When you wait for an invitation that never comes

grown-up table

Do you remember how the grown-up’s holiday table sparkled? How the plates all matched and the candles were lit with real wick and flame? Can you see the linens folded just so, and the way the flickering light of the candles met the wine in each glass? The chairs, their upholstery sunk deep and each one reached the table at exactly the right level for eye contact and tidy food consumption.

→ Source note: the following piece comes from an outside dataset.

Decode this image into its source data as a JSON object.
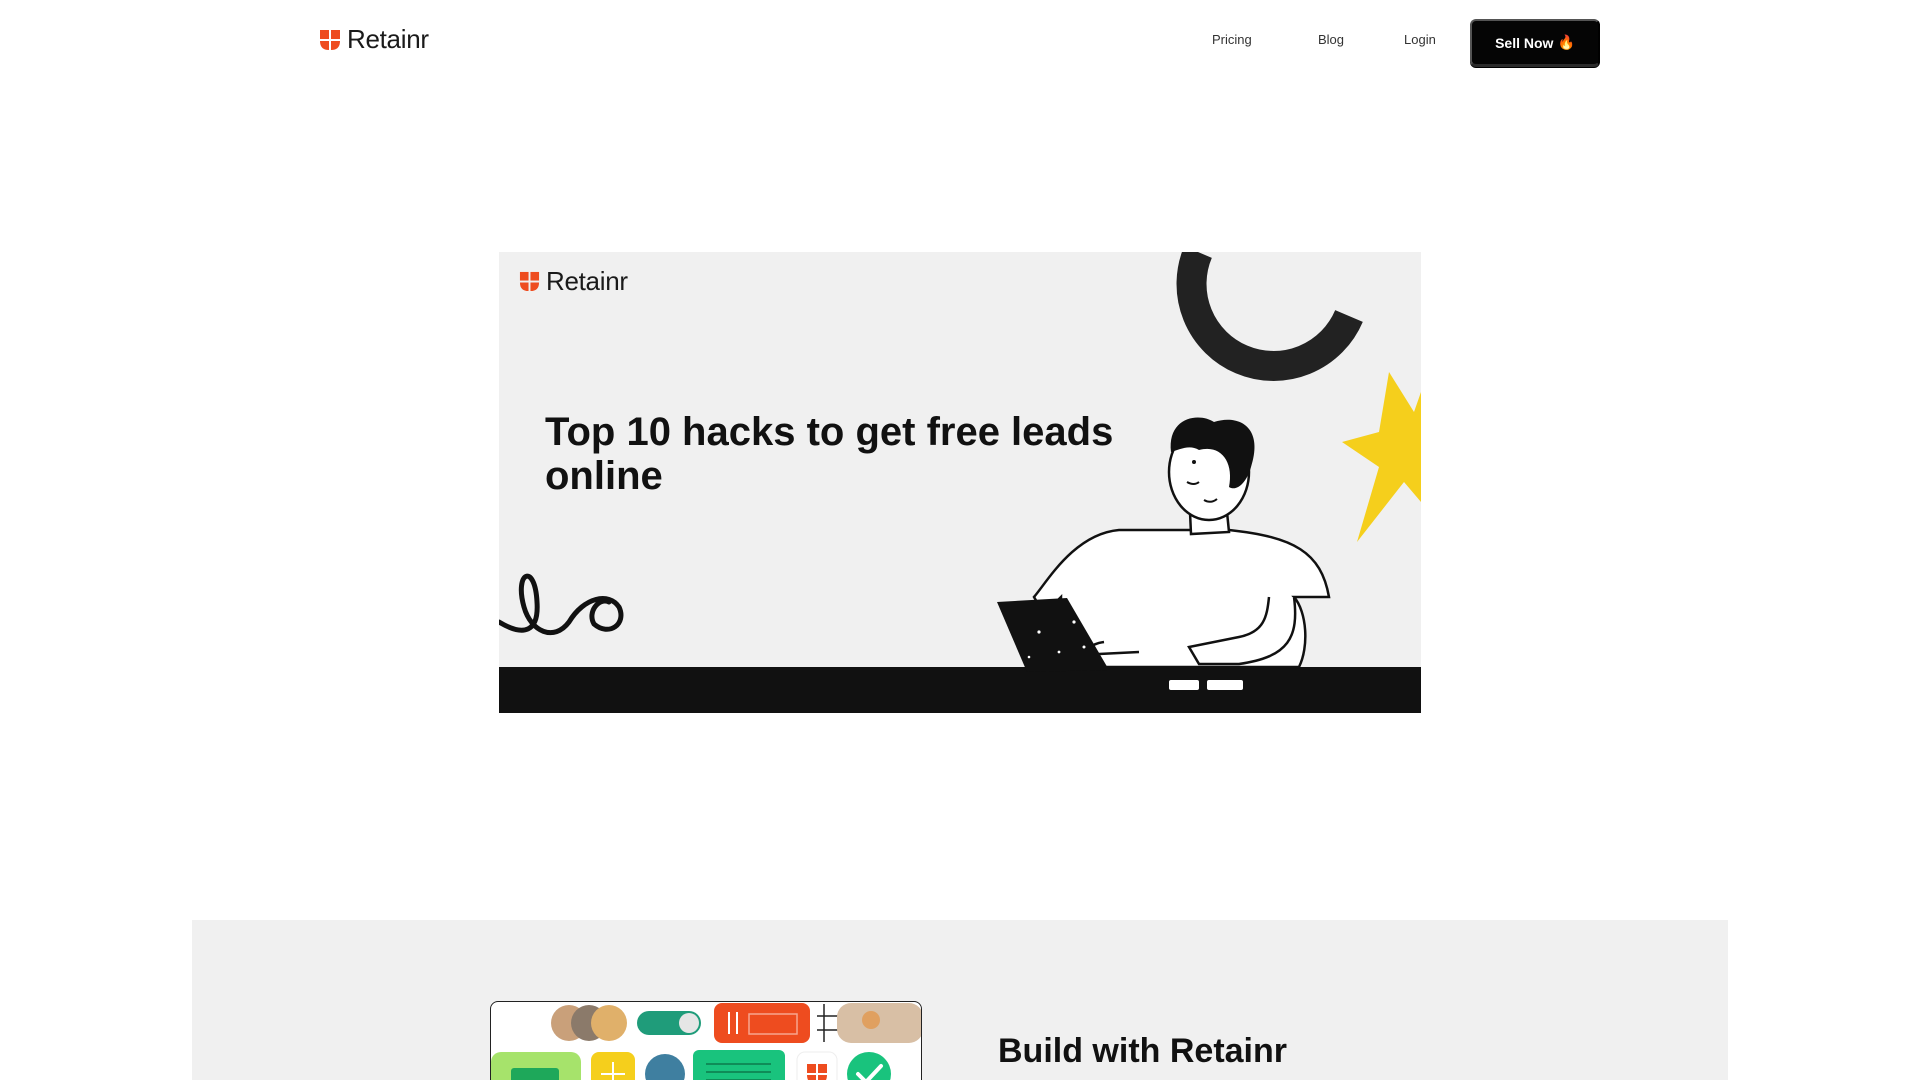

Did you imagine, like me, that the adults passed around the key that unlocked the secrets of your past and future? Did their hushed words and gentle laughter float on the air over to your table, inciting a feeling you could not name, but you knew meant something akin to the word “potential”. You imagined that table held for you all the potential of your future self, all things that glitter and whisper and shimmer in the dark. The adults clammed up when you came around asking for another biscuit, only adding to the allure. They gave it to you and said, “Run along now.” And you returned to your table, to the mini and mutinous one, with its display of mis-matched dishes and paper napkins, and you knew it was second best.

I have always coveted a seat at the grown-up’s table. I longed for an invitation, a place set just for me with my name in calligraphy on a folded piece of paper. I have rejected what I felt was second best, the table where the chairs form a higgledy-piggledy circle of misfits, where nothing shimmers but the tears in the eyes of the kid who’s laughing the hardest. This is the place where things get spilled, where we’re all messy and silly and slightly awed at the potential sitting in the hush of the other room. It’s where fart jokes make the rounds and always get a laugh, where we reject elegance for the sake of second helpings.

It’s possible the invitation will never arrive for either one of us. So what now? What do we do with all this pent-up potential flickering like a beacon in the distance?

We pull up our too-small chair, and we revel in the riot of inappropriate laughter.

We open ourselves up to what this table has to offer. Second-helpings of dessert while Mom’s not looking? Yes, please.

We search for beauty. Her crooked smile, his freckles, the uncomplicated ebb and flow of this band of misfits. Forget the wick and flame. We are shooting stars with a light all our own.

We unravel our own secrets.

We accept that our potential is sitting at this table with us. We pull up another chair and offer it a seat.

This wild and colorful and messy table has been prepared for us. There is no second best. Our cups runneth over. Let us make merry and feast.